The term is mentioned as early as the 14th cent. in England, and was formalized in the Habeas Corpus Act of 1679. The privilege of the use of this writ as a safeguard against illegal imprisonment was highly regarded by the British colonists in America, and wrongful refusals to issue the writ were one of the grievances before the American Revolution. As a result, the Constitution of the United States provides that "The Privilege of the Writ of Habeas Corpus shall not be suspended, unless when in Cases of Rebellion or Invasion the public Safety may require it" (Article 1, Section 9). President Lincoln suspended habeas corpus in 1861 at the beginning of the Civil War, and his decision was upheld by Congress—despite protests by Chief Justice Roger Taney that such suspension was not within the powers of the president. The Supreme Court's liberal decisions in the 1950s and 1960s in the area of prisoners' rights encouraged many incarcerated persons to file writs challenging their convictions, but the Court under William Rehnquist limited multiple habeas corpus filings, particularly from prisoners on death row.
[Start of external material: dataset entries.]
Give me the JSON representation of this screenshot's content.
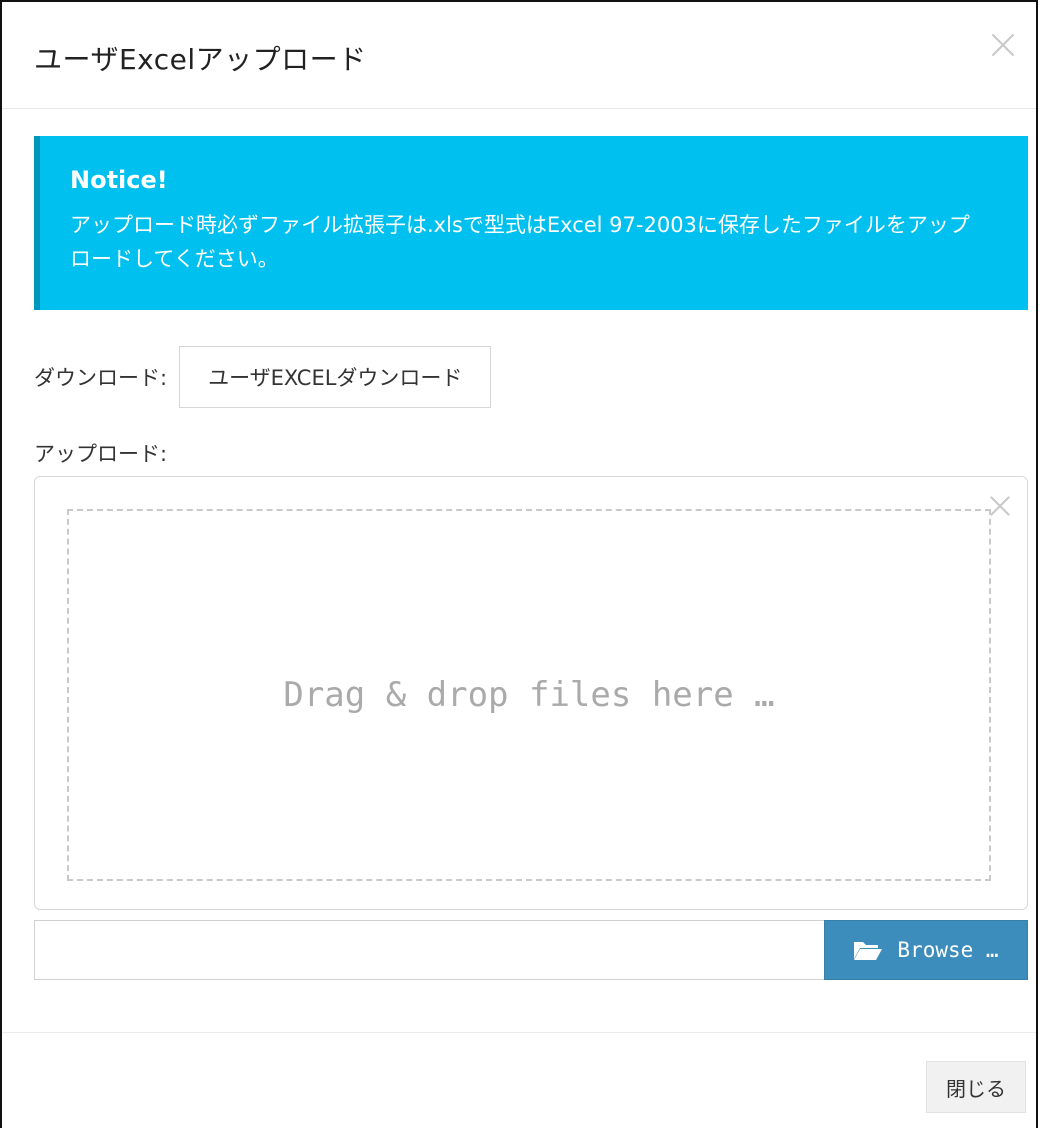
{
  "modal": {
    "title": "ユーザExcelアップロード"
  },
  "notice": {
    "title": "Notice!",
    "text": "アップロード時必ずファイル拡張子は.xlsで型式はExcel 97-2003に保存したファイルをアップロードしてください。",
    "color": "#00c0ef"
  },
  "download": {
    "label": "ダウンロード:",
    "button_label": "ユーザEXCELダウンロード"
  },
  "upload": {
    "label": "アップロード:",
    "dropzone_text": "Drag & drop files here …",
    "file_input_value": "",
    "browse_label": "Browse …",
    "browse_color": "#3c8dbc"
  },
  "footer": {
    "close_label": "閉じる"
  }
}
Bibliography

See P. D. Halliday, Habeas Corpus: From England to Empire (2010); J. J. Wert, Habeas Corpus in America (2011).
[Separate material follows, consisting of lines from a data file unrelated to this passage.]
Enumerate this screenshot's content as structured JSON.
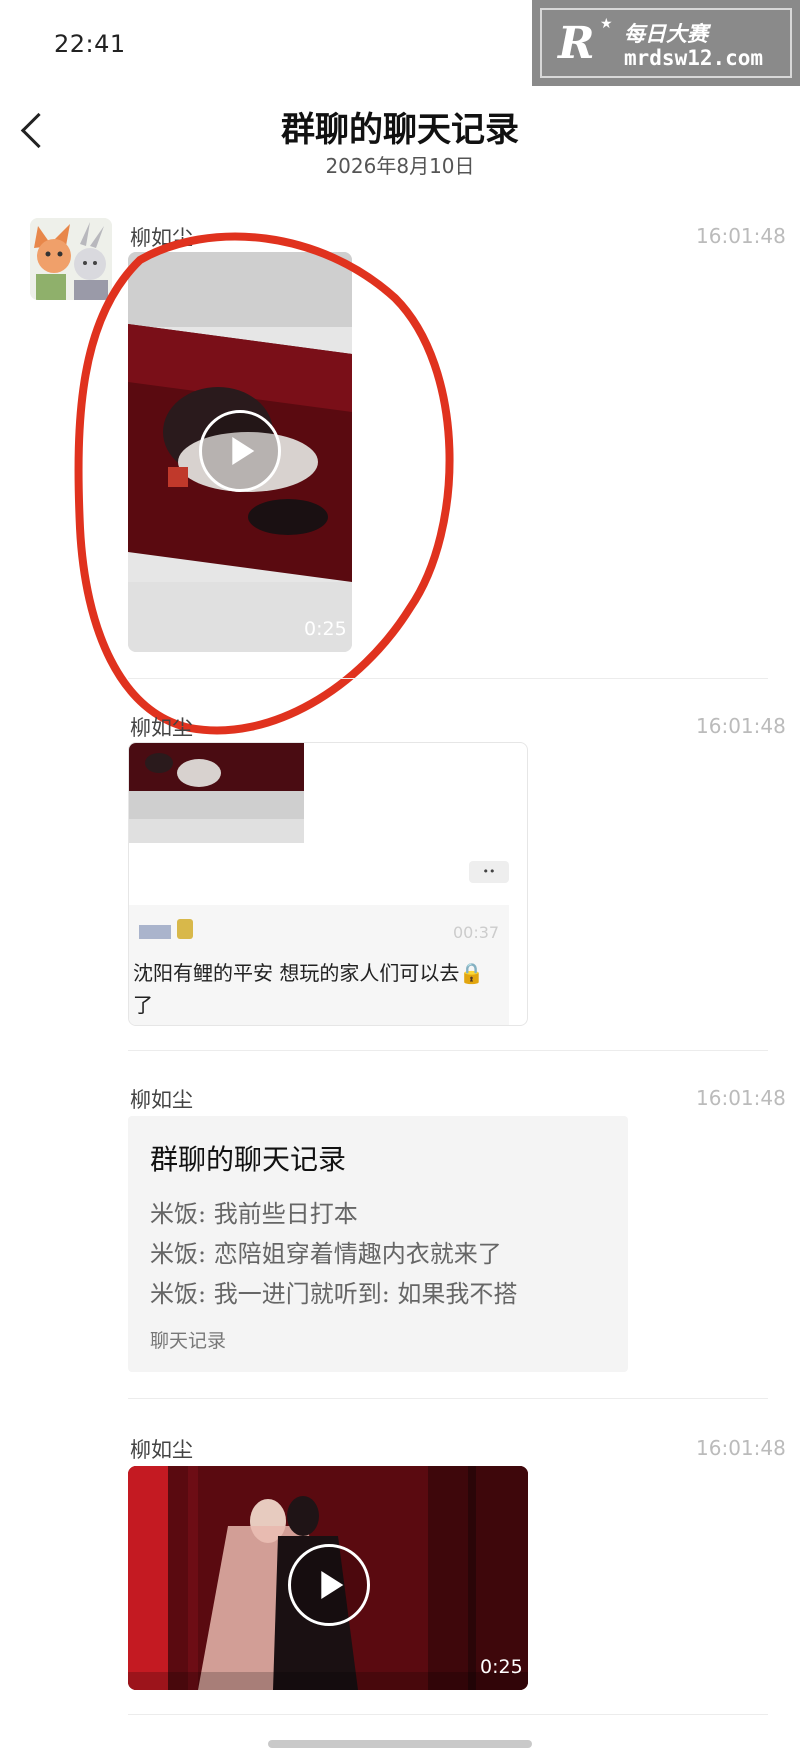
{
  "status_bar": {
    "time": "22:41"
  },
  "watermark": {
    "logo_letter": "R",
    "star": "★",
    "text_cn": "每日大赛",
    "url": "mrdsw12.com"
  },
  "header": {
    "title": "群聊的聊天记录",
    "date": "2026年8月10日"
  },
  "messages": [
    {
      "sender": "柳如尘",
      "time": "16:01:48",
      "type": "video",
      "duration": "0:25"
    },
    {
      "sender": "柳如尘",
      "time": "16:01:48",
      "type": "shared-video",
      "more": "••",
      "user_time": "00:37",
      "caption_line1": "沈阳有鲤的平安 想玩的家人们可以去🔒",
      "caption_line2": "了"
    },
    {
      "sender": "柳如尘",
      "time": "16:01:48",
      "type": "chat-record",
      "card_title": "群聊的聊天记录",
      "lines": [
        "米饭: 我前些日打本",
        "米饭: 恋陪姐穿着情趣内衣就来了",
        "米饭: 我一进门就听到: 如果我不搭"
      ],
      "footer": "聊天记录"
    },
    {
      "sender": "柳如尘",
      "time": "16:01:48",
      "type": "video",
      "duration": "0:25"
    }
  ],
  "colors": {
    "annotation_circle": "#e0321e",
    "video_dark_red": "#5a0a10",
    "card_bg": "#f4f4f4"
  },
  "icons": [
    "back-chevron-icon",
    "play-icon",
    "lock-icon"
  ]
}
habeas corpus

Law a writ ordering a person to be brought before a court or judge, esp so that the court may ascertain whether his detention is lawful
References in periodicals archive ?
(37) The Court explained that while the Constitution authorizes Congress to suspend the writ of habeas corpus, the suspension power is a limited one.
That's what we should do, for the benefit of everyone, we should not threaten the public just because we are angry.) Duterte threatened to declare the suspension of writ of habeas corpus, citing that he has enough problems with criminality, drugs, and rebellion.
President Duterte recently announced that he would declare the suspension of writ of habeas corpus when 'pushed to his limits.'
In February last year, the SC declared constitutional President Duterte's extension of martial law and the suspension of the privilege of the writ of habeas corpus in Mindanao until Dec.
Notwithstanding the state's broad powers to detain non-citizens under immigration legislation, courts have, until recently, held that the right of all detainees to seek release by way of habeas corpus, enshrined in section 10(c) of the Canadian Charter of Rights and Freedoms, (4) was inapplicable to immigration detainees.
"Habeas Corpus'' has many of the makings of a standard farce -- mistaken identity, love triangles and foiled attempts at deception.
ISLAMABAD -- Chief Justice of Pakistan (CJP) Iftikhar Muhammad Chaudhry has taken notice of the incident of keeping Haji Abdul Hamid and his son and other associates in habeas corpus by police and later killings of his son and associates
Anthony Gregory: The Power of Habeas Corpus in America: From the 'King's Prerogative to the War on Terror.
Habeas Corpus in America: The Politics of Individual Rights.